▸ **Data to examine**
====

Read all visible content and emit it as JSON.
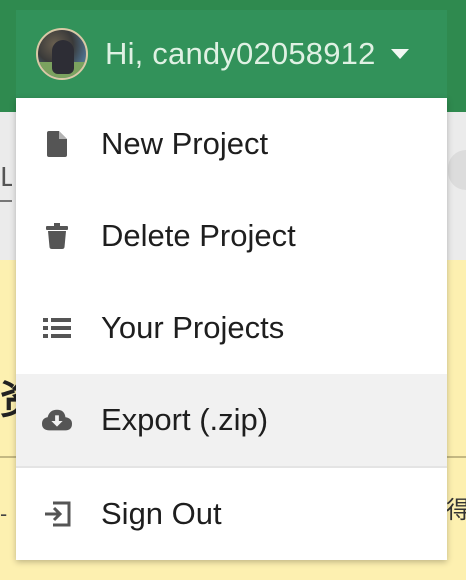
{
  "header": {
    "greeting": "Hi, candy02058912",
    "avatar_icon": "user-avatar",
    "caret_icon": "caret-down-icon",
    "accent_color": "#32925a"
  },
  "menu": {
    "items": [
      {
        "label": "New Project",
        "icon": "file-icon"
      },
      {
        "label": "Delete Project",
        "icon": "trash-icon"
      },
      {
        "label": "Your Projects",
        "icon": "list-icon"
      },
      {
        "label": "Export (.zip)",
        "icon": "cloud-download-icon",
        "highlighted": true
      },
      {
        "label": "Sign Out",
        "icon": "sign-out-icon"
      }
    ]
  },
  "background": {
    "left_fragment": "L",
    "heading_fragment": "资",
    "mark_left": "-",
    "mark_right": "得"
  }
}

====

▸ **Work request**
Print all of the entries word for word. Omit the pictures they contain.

▸ **Reply to the task**
Read all visible content and emit it as JSON.
{
  "header": {
    "greeting": "Hi, candy02058912",
    "avatar_icon": "user-avatar",
    "caret_icon": "caret-down-icon",
    "accent_color": "#32925a"
  },
  "menu": {
    "items": [
      {
        "label": "New Project",
        "icon": "file-icon"
      },
      {
        "label": "Delete Project",
        "icon": "trash-icon"
      },
      {
        "label": "Your Projects",
        "icon": "list-icon"
      },
      {
        "label": "Export (.zip)",
        "icon": "cloud-download-icon",
        "highlighted": true
      },
      {
        "label": "Sign Out",
        "icon": "sign-out-icon"
      }
    ]
  },
  "background": {
    "left_fragment": "L",
    "heading_fragment": "资",
    "mark_left": "-",
    "mark_right": "得"
  }
}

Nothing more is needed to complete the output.